• **Exercise**
Give the total number of lines in the data below that include "bollinger", and nothing else.

• **Listed records**
-=-=-=-=-
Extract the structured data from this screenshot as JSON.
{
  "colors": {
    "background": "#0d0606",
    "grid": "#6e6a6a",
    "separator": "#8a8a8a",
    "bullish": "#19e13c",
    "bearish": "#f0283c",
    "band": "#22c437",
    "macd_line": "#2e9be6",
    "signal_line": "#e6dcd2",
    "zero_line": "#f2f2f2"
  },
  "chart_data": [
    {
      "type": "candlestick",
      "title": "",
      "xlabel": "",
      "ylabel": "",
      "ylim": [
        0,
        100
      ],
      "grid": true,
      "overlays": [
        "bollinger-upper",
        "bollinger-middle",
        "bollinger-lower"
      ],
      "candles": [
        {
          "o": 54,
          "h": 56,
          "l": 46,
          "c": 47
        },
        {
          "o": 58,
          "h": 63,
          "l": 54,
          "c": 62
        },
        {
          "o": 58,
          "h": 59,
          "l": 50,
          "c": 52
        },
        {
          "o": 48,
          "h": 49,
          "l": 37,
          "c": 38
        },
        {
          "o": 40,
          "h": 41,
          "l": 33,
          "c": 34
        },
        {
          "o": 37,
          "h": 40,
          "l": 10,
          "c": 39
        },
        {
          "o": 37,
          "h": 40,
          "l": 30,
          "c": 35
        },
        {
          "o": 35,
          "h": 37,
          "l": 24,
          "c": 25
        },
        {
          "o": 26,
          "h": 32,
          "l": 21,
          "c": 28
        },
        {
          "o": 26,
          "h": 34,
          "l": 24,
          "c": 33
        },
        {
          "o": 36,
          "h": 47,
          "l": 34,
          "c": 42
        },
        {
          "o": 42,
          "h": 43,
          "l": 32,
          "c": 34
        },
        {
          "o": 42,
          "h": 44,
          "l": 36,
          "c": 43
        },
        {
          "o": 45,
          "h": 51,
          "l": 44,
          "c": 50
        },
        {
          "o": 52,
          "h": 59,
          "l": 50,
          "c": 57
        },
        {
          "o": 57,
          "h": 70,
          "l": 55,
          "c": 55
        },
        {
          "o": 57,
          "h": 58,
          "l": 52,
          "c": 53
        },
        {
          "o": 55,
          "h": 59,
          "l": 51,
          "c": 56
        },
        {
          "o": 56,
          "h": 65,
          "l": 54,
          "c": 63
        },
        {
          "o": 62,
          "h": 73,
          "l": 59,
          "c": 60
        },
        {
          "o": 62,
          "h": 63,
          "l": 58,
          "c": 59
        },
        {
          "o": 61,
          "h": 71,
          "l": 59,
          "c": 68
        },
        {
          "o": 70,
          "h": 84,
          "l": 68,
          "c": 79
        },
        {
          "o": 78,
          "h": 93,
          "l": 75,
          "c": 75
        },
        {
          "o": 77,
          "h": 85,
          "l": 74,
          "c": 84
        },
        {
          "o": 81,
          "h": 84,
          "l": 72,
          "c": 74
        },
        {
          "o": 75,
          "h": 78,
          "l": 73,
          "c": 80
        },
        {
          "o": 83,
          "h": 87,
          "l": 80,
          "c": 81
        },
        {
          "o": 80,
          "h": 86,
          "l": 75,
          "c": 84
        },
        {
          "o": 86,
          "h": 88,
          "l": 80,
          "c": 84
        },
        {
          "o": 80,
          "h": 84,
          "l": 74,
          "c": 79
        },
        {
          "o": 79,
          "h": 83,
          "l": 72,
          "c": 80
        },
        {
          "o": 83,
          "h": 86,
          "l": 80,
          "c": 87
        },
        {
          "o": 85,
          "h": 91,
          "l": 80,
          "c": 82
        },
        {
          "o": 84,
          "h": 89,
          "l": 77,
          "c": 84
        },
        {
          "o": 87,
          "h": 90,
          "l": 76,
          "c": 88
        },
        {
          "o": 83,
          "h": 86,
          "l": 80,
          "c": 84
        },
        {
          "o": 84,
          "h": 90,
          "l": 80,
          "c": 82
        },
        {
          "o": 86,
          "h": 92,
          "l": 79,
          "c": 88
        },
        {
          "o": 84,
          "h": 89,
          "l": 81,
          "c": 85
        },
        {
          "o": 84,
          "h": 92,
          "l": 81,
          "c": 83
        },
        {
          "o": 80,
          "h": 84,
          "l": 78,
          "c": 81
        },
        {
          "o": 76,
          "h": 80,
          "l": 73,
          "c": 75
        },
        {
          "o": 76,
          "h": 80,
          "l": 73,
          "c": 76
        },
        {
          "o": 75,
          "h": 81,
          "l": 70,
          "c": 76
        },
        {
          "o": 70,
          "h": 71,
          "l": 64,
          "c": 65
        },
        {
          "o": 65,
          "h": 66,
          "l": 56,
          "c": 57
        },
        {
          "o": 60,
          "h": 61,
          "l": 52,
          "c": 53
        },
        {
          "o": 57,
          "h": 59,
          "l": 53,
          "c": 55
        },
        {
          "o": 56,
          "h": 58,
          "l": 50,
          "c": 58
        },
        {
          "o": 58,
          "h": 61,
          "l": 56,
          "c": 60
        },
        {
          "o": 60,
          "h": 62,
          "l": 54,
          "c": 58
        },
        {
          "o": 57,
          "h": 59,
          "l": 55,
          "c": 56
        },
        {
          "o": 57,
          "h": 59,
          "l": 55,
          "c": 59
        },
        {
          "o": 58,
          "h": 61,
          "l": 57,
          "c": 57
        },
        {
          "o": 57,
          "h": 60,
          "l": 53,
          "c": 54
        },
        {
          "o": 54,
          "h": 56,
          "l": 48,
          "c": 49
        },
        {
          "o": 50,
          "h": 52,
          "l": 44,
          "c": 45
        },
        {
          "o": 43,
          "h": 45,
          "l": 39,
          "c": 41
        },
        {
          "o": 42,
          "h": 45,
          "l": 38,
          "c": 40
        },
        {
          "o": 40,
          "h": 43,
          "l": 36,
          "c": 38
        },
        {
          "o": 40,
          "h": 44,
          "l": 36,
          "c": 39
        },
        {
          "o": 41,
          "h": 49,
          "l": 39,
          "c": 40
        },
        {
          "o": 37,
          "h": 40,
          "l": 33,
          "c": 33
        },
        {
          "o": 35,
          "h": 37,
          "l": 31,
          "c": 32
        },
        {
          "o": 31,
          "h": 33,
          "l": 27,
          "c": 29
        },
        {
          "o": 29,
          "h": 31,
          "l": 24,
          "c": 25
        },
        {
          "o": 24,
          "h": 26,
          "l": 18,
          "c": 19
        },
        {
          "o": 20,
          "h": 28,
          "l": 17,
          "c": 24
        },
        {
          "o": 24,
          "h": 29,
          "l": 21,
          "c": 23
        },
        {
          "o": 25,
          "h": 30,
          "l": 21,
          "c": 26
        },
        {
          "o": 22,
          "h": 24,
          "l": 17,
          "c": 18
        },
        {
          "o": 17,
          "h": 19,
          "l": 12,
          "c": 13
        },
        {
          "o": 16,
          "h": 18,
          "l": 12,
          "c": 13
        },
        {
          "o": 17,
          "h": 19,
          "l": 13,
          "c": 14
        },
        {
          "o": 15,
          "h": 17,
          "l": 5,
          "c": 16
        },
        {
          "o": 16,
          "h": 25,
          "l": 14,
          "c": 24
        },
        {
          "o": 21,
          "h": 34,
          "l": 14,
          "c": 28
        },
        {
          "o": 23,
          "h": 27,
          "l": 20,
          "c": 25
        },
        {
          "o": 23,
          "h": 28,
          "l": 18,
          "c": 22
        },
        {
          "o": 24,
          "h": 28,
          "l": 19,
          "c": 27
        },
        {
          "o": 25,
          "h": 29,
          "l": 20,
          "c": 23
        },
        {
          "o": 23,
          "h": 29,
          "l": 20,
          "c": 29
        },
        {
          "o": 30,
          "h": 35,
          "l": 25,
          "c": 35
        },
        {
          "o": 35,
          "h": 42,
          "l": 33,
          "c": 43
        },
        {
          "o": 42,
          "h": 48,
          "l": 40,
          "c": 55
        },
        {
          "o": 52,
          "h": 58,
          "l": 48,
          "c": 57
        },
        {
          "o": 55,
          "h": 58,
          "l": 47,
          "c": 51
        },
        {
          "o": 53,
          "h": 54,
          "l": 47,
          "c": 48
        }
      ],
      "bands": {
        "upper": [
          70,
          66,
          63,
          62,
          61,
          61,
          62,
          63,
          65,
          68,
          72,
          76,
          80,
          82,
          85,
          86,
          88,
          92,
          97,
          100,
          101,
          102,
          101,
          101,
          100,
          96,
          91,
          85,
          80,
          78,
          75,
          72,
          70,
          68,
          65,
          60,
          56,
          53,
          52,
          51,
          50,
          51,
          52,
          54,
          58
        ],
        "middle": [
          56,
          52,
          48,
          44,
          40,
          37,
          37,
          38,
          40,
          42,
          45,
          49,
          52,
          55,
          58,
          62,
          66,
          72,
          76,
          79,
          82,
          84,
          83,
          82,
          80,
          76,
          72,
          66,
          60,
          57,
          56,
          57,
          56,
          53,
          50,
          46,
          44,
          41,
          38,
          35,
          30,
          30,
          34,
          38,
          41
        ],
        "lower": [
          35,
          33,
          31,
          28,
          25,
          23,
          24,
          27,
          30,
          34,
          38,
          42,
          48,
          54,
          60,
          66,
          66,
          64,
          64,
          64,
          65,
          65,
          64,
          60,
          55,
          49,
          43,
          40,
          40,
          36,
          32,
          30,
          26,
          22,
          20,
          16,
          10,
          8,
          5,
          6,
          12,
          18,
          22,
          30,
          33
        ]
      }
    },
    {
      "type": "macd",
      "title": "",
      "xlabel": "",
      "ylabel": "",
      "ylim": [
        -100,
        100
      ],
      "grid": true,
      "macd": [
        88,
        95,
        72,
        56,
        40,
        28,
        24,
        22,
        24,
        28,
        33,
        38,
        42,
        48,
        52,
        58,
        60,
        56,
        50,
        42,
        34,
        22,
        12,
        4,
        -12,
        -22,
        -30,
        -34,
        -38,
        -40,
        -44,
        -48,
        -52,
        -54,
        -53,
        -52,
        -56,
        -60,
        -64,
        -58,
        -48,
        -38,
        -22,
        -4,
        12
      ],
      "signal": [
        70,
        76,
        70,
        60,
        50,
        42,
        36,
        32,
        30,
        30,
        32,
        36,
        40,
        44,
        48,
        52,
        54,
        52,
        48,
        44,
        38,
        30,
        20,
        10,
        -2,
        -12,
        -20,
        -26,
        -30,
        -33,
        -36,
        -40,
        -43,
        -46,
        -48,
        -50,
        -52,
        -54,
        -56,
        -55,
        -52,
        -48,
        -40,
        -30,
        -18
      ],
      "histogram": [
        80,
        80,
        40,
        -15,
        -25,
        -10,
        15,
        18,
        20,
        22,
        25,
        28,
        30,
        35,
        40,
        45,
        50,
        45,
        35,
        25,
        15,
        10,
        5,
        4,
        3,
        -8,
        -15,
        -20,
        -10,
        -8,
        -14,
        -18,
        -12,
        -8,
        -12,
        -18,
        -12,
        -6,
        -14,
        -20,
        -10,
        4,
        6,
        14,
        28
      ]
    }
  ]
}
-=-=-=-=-
• **Completed task**
3